Born: c. 1557
Birthplace: London, England
Location of death: London, England
Cause of death: unspecified
Race or Ethnicity: White
Executive summary: The Tears of Fancie
English lyrical poet, born in London, probably in 1557. He proceeded to Oxford, and while quite a young man enjoyed a certain reputation, even abroad, as a Latin poet. His De remedio amoris, which was perhaps his earliest important composition, is lost, and so is his "piece of work written in the commendation of women-kind", which was also in Latin verse. He came back to London and became a law student. The earliest publication by Watson which has survived is a Latin version of the Antigone of Sophocles, issued in 1581. It is dedicated to Philip Howard, earl of Arundel, who was perhaps the patron of the poet, who seems to have spent some part of this year in Paris. Next year Watson appears for the first time as an English poet in some verses prefixed to Whetstone's Heptameron, and also in a far more important guise, as the author of the Passionate Centurie of Love. This is a collection or cycle of 100 pieces, in the manner of Petrarch, celebrating the sufferings of a lover and his long farewell to love. The technical peculiarity of these interesting poems is that, although they appear and profess to be sonnets, they are really written in triple sets of common six-line stanza, and therefore have eighteen lines each. It seems likely that Watson, who courted comparison with Petrarch, seriously desired to recommend this form to future sonneteers; but in this he had no imitators. Among those who were at this time the friends of Watson we note Matthew Royden and George Peele. In 1585 he published a Latin translation of Tasso's pastoral play of Aminta, and his version was afterwards translated into English by Abraham Fraunce (1587). Watson was now, as the testimony of Thomas Nashe and others prove, regarded as the best Latin poet of England. In 1590 he published, in English and Latin verse, his Meliboeus, an elegy on the death of Sir Francis Walsingham, and a collection of Italian Madrigals, put into English by Watson and set to music by William Byrd. Of the remainder of Watson's career nothing is known, save that on the 26th of September 1592 he was buried in the church of St. Bartholomew the Less, and that in the following year his latest and best book, The Tears of Fancie, or Love Disdained (1593), was posthumously published. This is a collection of sixty sonnets, regular in form, so far at least as to have fourteen lines each. Edmund Spenser is supposed to have alluded to the untimely death of Watson in Colin Clout's Come Home Again, when he says:

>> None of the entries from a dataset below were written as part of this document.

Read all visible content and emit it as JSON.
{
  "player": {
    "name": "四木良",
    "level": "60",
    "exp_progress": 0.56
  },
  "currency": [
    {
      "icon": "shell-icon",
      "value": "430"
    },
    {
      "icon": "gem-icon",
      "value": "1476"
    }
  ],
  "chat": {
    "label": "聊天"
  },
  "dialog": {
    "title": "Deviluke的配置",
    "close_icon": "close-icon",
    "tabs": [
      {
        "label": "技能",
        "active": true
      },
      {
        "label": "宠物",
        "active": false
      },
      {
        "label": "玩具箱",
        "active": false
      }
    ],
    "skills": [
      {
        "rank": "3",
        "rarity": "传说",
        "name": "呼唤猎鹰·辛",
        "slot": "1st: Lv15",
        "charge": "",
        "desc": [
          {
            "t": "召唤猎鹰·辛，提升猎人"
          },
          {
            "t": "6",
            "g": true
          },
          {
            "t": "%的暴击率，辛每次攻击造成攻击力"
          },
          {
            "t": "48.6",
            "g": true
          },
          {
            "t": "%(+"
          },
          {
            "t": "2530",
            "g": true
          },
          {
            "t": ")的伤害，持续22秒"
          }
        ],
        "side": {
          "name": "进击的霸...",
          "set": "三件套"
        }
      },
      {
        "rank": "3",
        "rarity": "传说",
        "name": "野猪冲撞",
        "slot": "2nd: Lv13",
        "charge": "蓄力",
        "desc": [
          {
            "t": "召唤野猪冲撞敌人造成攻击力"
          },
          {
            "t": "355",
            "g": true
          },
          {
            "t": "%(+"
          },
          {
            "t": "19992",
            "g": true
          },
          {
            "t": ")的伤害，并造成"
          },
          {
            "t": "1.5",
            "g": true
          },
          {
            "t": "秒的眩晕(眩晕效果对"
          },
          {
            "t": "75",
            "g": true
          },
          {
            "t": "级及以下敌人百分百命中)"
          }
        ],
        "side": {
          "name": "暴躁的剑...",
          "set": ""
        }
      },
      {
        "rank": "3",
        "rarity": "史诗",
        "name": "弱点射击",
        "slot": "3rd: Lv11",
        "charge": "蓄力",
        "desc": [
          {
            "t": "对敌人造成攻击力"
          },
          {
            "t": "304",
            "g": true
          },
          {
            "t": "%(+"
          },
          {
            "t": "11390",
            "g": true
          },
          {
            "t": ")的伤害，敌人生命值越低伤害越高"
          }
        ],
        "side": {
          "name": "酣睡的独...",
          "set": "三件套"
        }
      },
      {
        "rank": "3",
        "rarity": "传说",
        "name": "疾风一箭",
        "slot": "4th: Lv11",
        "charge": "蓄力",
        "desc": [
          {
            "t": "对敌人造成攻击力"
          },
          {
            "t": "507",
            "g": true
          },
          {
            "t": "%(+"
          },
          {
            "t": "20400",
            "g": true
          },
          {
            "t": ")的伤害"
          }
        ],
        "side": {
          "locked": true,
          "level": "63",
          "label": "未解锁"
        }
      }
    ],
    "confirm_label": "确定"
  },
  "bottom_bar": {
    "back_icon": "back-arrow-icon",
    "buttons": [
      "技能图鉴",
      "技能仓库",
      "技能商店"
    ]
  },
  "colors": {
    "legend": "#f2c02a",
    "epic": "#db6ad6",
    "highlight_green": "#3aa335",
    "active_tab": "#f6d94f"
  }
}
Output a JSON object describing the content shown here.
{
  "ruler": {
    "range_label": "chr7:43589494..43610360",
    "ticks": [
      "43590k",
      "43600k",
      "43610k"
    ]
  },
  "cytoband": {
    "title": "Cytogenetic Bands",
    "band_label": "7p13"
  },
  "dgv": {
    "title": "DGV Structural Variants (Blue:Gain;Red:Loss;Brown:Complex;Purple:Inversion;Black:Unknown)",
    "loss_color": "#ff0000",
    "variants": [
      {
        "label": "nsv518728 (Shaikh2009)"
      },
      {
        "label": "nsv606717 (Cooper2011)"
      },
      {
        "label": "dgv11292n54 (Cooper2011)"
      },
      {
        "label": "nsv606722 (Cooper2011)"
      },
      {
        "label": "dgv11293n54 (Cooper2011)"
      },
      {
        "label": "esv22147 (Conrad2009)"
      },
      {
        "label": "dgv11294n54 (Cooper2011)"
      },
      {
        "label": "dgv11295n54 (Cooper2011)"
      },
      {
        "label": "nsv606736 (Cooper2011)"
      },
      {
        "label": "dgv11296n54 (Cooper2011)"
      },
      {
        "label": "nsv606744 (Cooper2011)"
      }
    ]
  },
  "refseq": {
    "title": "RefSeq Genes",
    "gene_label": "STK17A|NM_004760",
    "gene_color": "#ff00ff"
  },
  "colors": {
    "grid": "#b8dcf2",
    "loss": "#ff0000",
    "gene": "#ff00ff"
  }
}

Amynta's quite is gone and lies full low,
Having his Amaryllis left to moan.
He is mentioned by Meres in company with Shakespeare, Peele and Marlowe among "the best for tragedie", but no dramatic work of his except the translations above mentioned has come down to us. It is certain that this poet enjoyed a great reputation in his lifetime, and that he was not without a direct influence upon the youth of Shakespeare. He was the first, after the original experiment made by Sir Thomas Wyat and Surrey, to introduce the pure imitation of Petrarch into English poetry. He was well read in Italian, French and Greek literature. Watson died young, and he had not escaped from a certain languor and insipidity which prevent his graceful verses from producing their full effect. This demerit is less obvious in his later than in his earlier pieces, and with the development of the age, Watson, whose contemporaries regarded him as a poet of true excellence, would probably have gained power and music. As it is, he has the honor of being one of the direct forerunners of Shakespeare (in Venus and Adonis and in the Sonnets), and of being the leader in the long procession of Elizabethan sonnet-cycle writers.
The English works of Watson, excepting the madrigals, were first collected by Edward Arber in 1870. Thomas Watson's "Italian Madrigals Englished" (1590) were reprinted (edited by F. J. Carpenter) from the Journal of Germanic Philology (vol. II, No. 3, p. 337) with the original Italian, in 1899.
Do you know something we don't?
Submit a correction or make a comment about this profile
Copyright ©2019 Soylent Communications